* Items from an interface collection:

▬▬▬▬▬▬▬▬▬▬

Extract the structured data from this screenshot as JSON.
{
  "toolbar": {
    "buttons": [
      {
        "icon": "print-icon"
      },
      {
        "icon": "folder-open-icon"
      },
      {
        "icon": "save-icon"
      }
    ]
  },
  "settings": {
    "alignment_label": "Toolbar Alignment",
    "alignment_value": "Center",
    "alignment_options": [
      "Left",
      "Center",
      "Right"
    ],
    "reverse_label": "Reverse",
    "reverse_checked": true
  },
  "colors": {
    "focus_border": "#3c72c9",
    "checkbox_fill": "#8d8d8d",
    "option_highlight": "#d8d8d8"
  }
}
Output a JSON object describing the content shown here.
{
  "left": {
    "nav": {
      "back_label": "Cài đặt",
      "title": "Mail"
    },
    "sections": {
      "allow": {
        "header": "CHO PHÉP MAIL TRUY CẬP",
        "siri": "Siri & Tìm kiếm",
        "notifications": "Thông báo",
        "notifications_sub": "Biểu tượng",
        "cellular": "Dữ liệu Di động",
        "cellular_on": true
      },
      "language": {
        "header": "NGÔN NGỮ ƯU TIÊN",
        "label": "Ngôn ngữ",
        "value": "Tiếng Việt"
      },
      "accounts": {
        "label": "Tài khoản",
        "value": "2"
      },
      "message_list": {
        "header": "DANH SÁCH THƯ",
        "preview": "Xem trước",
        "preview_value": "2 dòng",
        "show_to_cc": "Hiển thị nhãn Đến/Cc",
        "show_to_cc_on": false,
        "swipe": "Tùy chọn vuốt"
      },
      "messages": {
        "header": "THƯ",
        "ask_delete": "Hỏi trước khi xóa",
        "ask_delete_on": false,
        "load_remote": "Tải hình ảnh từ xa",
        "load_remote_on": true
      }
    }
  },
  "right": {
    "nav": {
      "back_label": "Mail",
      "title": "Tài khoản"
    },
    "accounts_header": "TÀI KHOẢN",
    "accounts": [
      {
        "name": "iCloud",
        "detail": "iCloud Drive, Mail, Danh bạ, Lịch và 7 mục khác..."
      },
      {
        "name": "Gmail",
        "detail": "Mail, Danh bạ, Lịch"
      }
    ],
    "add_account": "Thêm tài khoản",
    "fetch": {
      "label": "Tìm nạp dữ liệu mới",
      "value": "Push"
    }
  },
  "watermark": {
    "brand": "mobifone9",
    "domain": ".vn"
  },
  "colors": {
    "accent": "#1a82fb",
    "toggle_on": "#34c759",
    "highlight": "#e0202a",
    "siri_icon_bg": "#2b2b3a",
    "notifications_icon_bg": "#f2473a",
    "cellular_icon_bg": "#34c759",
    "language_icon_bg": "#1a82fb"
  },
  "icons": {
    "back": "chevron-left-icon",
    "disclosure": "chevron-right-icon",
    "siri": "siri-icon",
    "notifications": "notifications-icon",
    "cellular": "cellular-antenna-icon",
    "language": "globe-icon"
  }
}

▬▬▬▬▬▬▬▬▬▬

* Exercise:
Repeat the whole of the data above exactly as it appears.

* Solution for this exercise:
Extract the structured data from this screenshot as JSON.
{
  "toolbar": {
    "buttons": [
      {
        "icon": "print-icon"
      },
      {
        "icon": "folder-open-icon"
      },
      {
        "icon": "save-icon"
      }
    ]
  },
  "settings": {
    "alignment_label": "Toolbar Alignment",
    "alignment_value": "Center",
    "alignment_options": [
      "Left",
      "Center",
      "Right"
    ],
    "reverse_label": "Reverse",
    "reverse_checked": true
  },
  "colors": {
    "focus_border": "#3c72c9",
    "checkbox_fill": "#8d8d8d",
    "option_highlight": "#d8d8d8"
  }
}
Output a JSON object describing the content shown here.
{
  "left": {
    "nav": {
      "back_label": "Cài đặt",
      "title": "Mail"
    },
    "sections": {
      "allow": {
        "header": "CHO PHÉP MAIL TRUY CẬP",
        "siri": "Siri & Tìm kiếm",
        "notifications": "Thông báo",
        "notifications_sub": "Biểu tượng",
        "cellular": "Dữ liệu Di động",
        "cellular_on": true
      },
      "language": {
        "header": "NGÔN NGỮ ƯU TIÊN",
        "label": "Ngôn ngữ",
        "value": "Tiếng Việt"
      },
      "accounts": {
        "label": "Tài khoản",
        "value": "2"
      },
      "message_list": {
        "header": "DANH SÁCH THƯ",
        "preview": "Xem trước",
        "preview_value": "2 dòng",
        "show_to_cc": "Hiển thị nhãn Đến/Cc",
        "show_to_cc_on": false,
        "swipe": "Tùy chọn vuốt"
      },
      "messages": {
        "header": "THƯ",
        "ask_delete": "Hỏi trước khi xóa",
        "ask_delete_on": false,
        "load_remote": "Tải hình ảnh từ xa",
        "load_remote_on": true
      }
    }
  },
  "right": {
    "nav": {
      "back_label": "Mail",
      "title": "Tài khoản"
    },
    "accounts_header": "TÀI KHOẢN",
    "accounts": [
      {
        "name": "iCloud",
        "detail": "iCloud Drive, Mail, Danh bạ, Lịch và 7 mục khác..."
      },
      {
        "name": "Gmail",
        "detail": "Mail, Danh bạ, Lịch"
      }
    ],
    "add_account": "Thêm tài khoản",
    "fetch": {
      "label": "Tìm nạp dữ liệu mới",
      "value": "Push"
    }
  },
  "watermark": {
    "brand": "mobifone9",
    "domain": ".vn"
  },
  "colors": {
    "accent": "#1a82fb",
    "toggle_on": "#34c759",
    "highlight": "#e0202a",
    "siri_icon_bg": "#2b2b3a",
    "notifications_icon_bg": "#f2473a",
    "cellular_icon_bg": "#34c759",
    "language_icon_bg": "#1a82fb"
  },
  "icons": {
    "back": "chevron-left-icon",
    "disclosure": "chevron-right-icon",
    "siri": "siri-icon",
    "notifications": "notifications-icon",
    "cellular": "cellular-antenna-icon",
    "language": "globe-icon"
  }
}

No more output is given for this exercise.